**What is required**
Your answer should be the records again, unchanged in wording and free of images.

● ● ● ● ● ● ●

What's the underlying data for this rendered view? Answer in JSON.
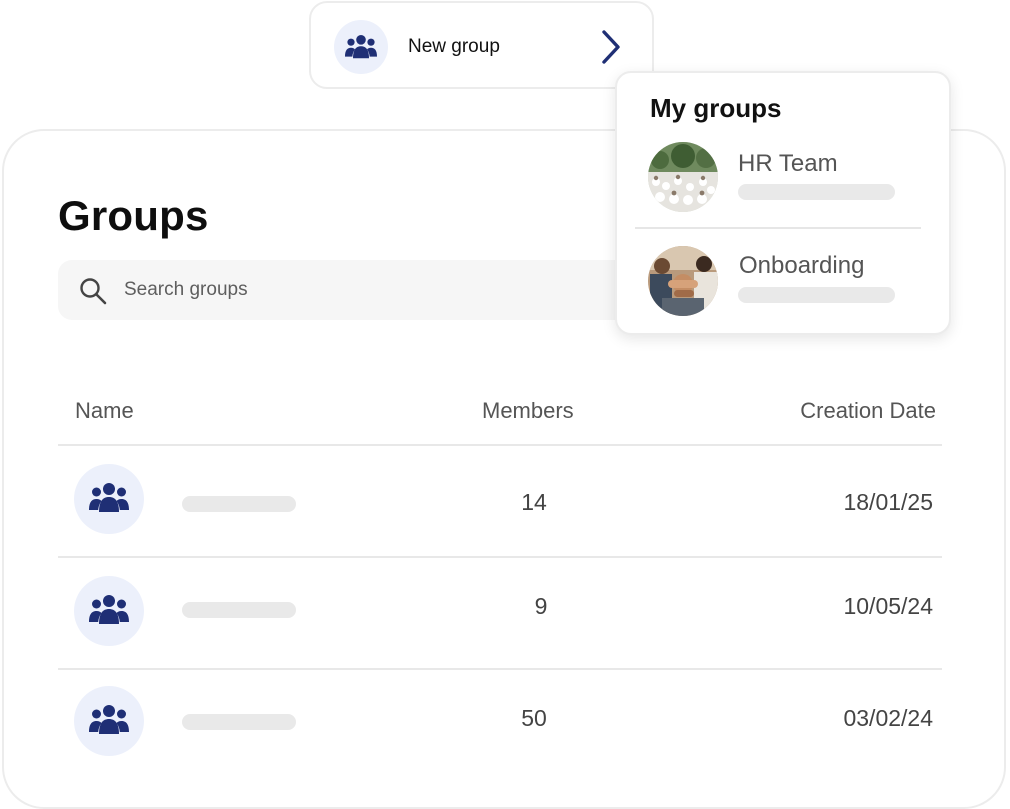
{
  "new_group": {
    "label": "New group",
    "icon": "group-icon"
  },
  "my_groups": {
    "title": "My groups",
    "items": [
      {
        "name": "HR Team"
      },
      {
        "name": "Onboarding"
      }
    ]
  },
  "groups_page": {
    "title": "Groups",
    "search": {
      "placeholder": "Search groups",
      "value": ""
    },
    "table": {
      "headers": {
        "name": "Name",
        "members": "Members",
        "creation_date": "Creation Date"
      },
      "rows": [
        {
          "members": "14",
          "creation_date": "18/01/25"
        },
        {
          "members": "9",
          "creation_date": "10/05/24"
        },
        {
          "members": "50",
          "creation_date": "03/02/24"
        }
      ]
    }
  },
  "colors": {
    "accent": "#1f2f75",
    "icon_bg": "#ecf0fb",
    "skeleton": "#e9e9e9",
    "border": "#ececec"
  }
}
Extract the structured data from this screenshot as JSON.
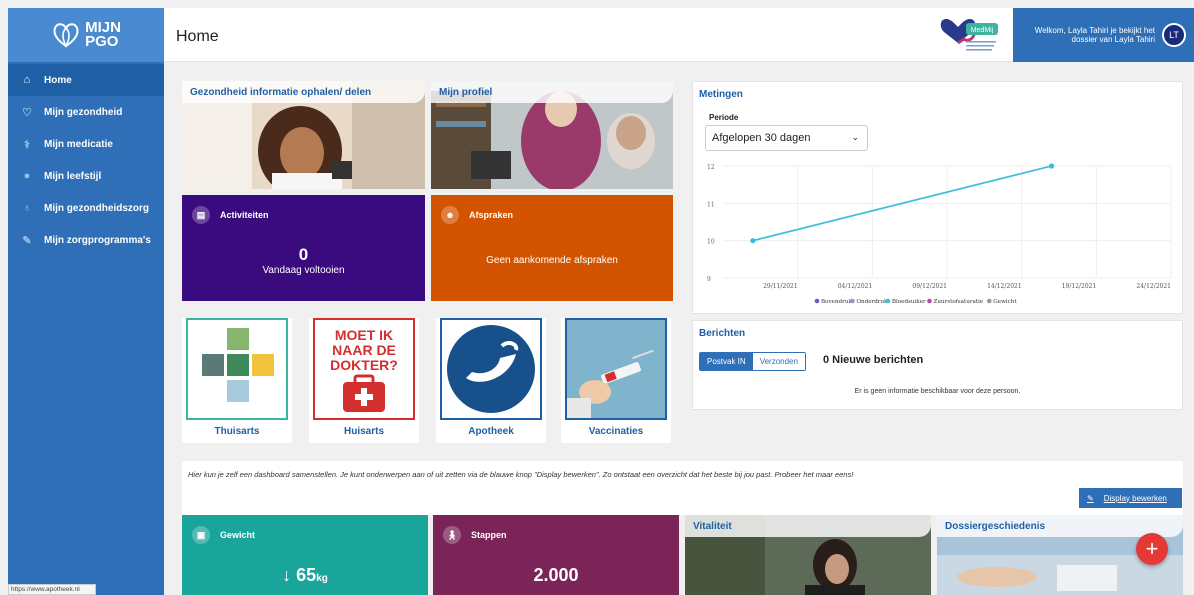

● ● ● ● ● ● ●

**Reply to the task**
What's the underlying data for this rendered view? Answer in JSON.
{
  "new_group": {
    "label": "New group",
    "icon": "group-icon"
  },
  "my_groups": {
    "title": "My groups",
    "items": [
      {
        "name": "HR Team"
      },
      {
        "name": "Onboarding"
      }
    ]
  },
  "groups_page": {
    "title": "Groups",
    "search": {
      "placeholder": "Search groups",
      "value": ""
    },
    "table": {
      "headers": {
        "name": "Name",
        "members": "Members",
        "creation_date": "Creation Date"
      },
      "rows": [
        {
          "members": "14",
          "creation_date": "18/01/25"
        },
        {
          "members": "9",
          "creation_date": "10/05/24"
        },
        {
          "members": "50",
          "creation_date": "03/02/24"
        }
      ]
    }
  },
  "colors": {
    "accent": "#1f2f75",
    "icon_bg": "#ecf0fb",
    "skeleton": "#e9e9e9",
    "border": "#ececec"
  }
}
Extract the structured data from this screenshot as JSON.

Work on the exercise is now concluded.